Then there are "reanalyses" These are defined in the glossary as "a mathematically blended record that incorporates a variety of observational data sets (with adjustments) in an assimilation model."
The trends of these reanalysis records, which are not plotted anywhere, are, for the surface; 0.12±0.07ºC (NCEP50; National Centers for Environmental Prediction) and 0.11±0.06ºC (ERA40; European Center for Medium-range Weather Foirecasts). per decade.
The linear trends from reanalysis for the lower troposphere are -0.04±0.10ºC (NCEP50) and 0.07±0.10ºC (ERA40).

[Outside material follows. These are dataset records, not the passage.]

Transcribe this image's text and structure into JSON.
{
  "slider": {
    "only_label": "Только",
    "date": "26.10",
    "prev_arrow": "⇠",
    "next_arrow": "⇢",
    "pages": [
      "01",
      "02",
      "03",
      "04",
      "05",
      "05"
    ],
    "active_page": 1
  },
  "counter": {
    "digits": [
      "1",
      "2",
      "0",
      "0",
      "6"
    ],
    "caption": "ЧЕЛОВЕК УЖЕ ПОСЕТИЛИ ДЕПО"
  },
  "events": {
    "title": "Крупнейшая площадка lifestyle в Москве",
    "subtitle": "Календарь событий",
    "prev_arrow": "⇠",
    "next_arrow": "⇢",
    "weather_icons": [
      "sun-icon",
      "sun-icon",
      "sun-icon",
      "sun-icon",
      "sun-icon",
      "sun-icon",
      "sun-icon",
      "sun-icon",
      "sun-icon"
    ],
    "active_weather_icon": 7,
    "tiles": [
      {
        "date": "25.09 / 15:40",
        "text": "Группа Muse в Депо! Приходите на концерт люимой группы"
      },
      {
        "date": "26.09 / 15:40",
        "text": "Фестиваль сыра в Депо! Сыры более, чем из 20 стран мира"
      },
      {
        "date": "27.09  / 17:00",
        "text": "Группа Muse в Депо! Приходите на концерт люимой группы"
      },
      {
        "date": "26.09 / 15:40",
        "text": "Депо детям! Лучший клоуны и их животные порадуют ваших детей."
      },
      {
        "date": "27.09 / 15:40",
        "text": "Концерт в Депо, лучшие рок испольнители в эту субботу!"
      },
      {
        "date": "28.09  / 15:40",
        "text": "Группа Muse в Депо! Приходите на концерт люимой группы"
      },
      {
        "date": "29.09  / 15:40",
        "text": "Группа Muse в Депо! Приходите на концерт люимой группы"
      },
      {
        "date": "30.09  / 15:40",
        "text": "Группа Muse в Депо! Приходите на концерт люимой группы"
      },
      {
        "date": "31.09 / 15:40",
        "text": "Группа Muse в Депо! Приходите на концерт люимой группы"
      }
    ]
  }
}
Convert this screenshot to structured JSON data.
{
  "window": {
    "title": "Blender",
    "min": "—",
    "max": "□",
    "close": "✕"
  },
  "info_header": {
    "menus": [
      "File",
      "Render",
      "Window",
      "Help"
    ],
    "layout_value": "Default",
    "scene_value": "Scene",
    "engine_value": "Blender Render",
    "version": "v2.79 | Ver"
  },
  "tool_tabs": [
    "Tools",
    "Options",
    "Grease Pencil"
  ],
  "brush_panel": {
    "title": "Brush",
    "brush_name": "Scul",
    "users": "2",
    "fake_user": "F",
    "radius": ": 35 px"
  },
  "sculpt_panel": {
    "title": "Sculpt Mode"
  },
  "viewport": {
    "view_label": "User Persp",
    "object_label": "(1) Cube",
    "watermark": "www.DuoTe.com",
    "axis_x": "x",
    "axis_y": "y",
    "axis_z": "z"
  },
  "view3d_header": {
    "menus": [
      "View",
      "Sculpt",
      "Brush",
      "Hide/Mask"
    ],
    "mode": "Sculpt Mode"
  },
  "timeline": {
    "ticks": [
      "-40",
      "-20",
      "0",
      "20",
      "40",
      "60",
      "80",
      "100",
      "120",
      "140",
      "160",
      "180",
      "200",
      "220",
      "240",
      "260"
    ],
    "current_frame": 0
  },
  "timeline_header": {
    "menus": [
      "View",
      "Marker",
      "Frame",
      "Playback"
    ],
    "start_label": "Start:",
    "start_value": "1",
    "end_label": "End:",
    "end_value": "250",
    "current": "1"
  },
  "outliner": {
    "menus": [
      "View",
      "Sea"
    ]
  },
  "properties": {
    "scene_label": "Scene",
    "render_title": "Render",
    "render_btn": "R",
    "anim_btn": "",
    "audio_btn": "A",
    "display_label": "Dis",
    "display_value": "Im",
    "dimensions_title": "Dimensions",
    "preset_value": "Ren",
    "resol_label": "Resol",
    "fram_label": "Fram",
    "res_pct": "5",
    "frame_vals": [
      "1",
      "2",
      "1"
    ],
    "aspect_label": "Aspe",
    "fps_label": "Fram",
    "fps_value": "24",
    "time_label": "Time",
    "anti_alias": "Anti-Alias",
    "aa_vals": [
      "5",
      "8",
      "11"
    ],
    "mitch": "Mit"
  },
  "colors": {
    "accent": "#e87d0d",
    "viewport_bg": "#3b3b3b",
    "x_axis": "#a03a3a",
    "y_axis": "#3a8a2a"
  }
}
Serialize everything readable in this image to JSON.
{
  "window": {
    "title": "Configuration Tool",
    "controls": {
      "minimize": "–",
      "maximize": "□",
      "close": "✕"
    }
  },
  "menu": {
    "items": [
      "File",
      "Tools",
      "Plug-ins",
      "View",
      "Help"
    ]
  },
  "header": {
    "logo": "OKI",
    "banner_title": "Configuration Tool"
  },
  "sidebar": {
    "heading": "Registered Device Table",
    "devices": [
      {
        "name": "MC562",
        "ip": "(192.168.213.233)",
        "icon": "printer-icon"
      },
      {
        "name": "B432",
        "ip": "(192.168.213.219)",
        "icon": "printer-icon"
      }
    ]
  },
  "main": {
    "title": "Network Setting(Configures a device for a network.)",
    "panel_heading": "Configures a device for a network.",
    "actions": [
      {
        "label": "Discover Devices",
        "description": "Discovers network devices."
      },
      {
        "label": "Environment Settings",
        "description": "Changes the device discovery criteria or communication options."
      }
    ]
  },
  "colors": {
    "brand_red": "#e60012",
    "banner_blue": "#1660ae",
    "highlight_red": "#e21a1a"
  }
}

These results show that the discrepancies between the temperature records of the lower troposphere and the surface have not disappeared. They have been confirmed. The very thorough correction of the various instruments has not changed the obvious contrast between the surface and the lower troposphere, particularly  for the period 1978 to 1997. The absence of any warming trend in the lower troposphere over this period by all of the instruments involved shows that the effects of increases iun greenhouse gases are not detected in the region where they are thought to be most prominent for a period of ten years.
The agreement of linear trends from 1978 to 2004 claimed in this report is not confirmed for many of the individual records,notably for both radiosondes, the best established of the satellite records (UAH) and both of the reanalysis records.
When the disturbing effects of the 1998 El Niño are considered, all records except one (UMd) show neglibible warming between 1978 and 1997, and even this single exception would probably go down to a negligible trend if the effects of volcanic eruptions are consodered,
The information from this report is the best evidence we have so far that the supposed effects of increasing greenhouse gases on global temperature are currently undetectable
Vincent Gray
75 Silverstream Road
Crofton Downs
Wellington 6004
New Zealand
Phone/Fax 064 4 9735939
"It's not the things you don't know that fool you.
It's the things you do know that aint so"
Josh Billings